Socrates, the great Greek philosopher, was once stopped by an acquaintance as he passed
through the markets. “I’ve something important to tell you,” he said. “It’s about your friend.”
“That’s very kind of you,” Socrates said. “But, don’t tell me just yet. I run all information
through the Three Filters Test to ascertain if I want to know it.” The man looked somewhat
puzzled as Socrates continued, “First is the filter of truth. Whatever you want to tell me, have
you seen or witnessed it first-hand?” “Umm…I actually heard it from someone,” the man said,
“and, it is from a trusted source.” “Alright. But that does not pass my first test,” Socrates added,
“since you don’t know whether it’s true.”
“Second is the filter of goodness. Is that a good statement you want to make about my
friend?” “Not really. That’s the reason I wanted—” Socrates interjected, “So, you want to tell me
something bad about someone but don’t know if it’s true.”
“The last is the filter of utility.” He continued, “Your statement about my friend, is that
going to be useful to me?” “Not really as such. I just wanted to share” “Well, if the information
is not necessarily true, it is not good, and, it is of no use,” Socrates concluded, “please, I don’t
want to know about it.”
The tongue is a small member that can cause big trouble (James 3:5-6). In Matthew
12:33-34, Jesus taught us that we will be known by our fruit, and the mouth bears the fruit of the
heart. I think all of us could do a better job of guarding our tongue.

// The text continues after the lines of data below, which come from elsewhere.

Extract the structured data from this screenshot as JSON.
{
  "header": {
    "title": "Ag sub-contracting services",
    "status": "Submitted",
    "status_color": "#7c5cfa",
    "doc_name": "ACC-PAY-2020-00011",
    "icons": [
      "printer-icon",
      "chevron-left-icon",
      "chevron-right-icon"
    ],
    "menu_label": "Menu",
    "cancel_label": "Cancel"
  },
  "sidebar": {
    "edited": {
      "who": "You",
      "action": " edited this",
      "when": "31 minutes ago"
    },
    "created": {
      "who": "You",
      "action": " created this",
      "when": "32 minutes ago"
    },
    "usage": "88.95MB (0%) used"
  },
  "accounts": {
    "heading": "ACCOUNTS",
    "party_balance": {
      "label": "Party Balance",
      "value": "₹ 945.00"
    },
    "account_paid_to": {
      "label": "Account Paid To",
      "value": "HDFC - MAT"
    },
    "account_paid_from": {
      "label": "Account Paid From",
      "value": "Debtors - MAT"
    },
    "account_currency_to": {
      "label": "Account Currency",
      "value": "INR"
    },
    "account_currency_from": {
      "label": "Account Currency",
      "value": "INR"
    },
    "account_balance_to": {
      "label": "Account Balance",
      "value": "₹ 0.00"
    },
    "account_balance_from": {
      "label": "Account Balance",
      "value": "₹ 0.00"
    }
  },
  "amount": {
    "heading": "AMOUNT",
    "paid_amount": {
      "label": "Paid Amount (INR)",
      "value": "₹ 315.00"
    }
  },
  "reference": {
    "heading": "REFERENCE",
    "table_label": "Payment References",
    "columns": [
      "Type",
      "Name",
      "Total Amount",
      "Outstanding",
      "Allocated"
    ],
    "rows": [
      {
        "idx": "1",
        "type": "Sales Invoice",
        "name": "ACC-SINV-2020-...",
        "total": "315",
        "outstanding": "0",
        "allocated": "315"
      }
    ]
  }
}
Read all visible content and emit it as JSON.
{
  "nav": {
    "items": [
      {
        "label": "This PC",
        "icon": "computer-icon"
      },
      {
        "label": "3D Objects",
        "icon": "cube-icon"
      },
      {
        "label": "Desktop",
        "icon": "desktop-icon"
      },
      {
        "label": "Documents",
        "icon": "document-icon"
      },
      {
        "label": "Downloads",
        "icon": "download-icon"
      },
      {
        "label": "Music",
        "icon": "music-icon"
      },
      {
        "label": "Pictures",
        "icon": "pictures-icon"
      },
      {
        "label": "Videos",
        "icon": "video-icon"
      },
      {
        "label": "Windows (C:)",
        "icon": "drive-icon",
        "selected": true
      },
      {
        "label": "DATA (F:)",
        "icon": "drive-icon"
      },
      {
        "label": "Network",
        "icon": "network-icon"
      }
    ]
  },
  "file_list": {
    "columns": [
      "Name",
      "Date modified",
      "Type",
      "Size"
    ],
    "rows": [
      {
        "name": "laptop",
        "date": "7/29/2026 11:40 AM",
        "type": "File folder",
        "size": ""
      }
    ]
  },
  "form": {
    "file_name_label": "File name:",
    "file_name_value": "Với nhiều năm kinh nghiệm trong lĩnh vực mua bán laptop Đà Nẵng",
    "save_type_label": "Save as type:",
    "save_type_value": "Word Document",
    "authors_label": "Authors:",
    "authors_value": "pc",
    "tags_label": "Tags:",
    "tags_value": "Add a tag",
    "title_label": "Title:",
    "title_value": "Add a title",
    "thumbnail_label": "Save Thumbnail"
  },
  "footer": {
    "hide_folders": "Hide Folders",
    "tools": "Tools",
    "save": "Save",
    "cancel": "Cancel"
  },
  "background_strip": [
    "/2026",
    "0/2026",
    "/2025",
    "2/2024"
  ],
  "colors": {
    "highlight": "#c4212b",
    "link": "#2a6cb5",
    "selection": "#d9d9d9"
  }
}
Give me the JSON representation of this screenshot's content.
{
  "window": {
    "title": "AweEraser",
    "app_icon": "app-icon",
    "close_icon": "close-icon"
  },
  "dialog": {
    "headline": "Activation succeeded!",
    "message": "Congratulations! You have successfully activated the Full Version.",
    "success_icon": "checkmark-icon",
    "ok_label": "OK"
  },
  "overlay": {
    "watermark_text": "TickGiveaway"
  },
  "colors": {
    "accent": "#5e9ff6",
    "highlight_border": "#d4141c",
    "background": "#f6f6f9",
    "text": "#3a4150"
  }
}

As Christians, there needs to
be a lot more thinking before we speak, and the words we speak need to be spoken in love.
~Brad Tolbert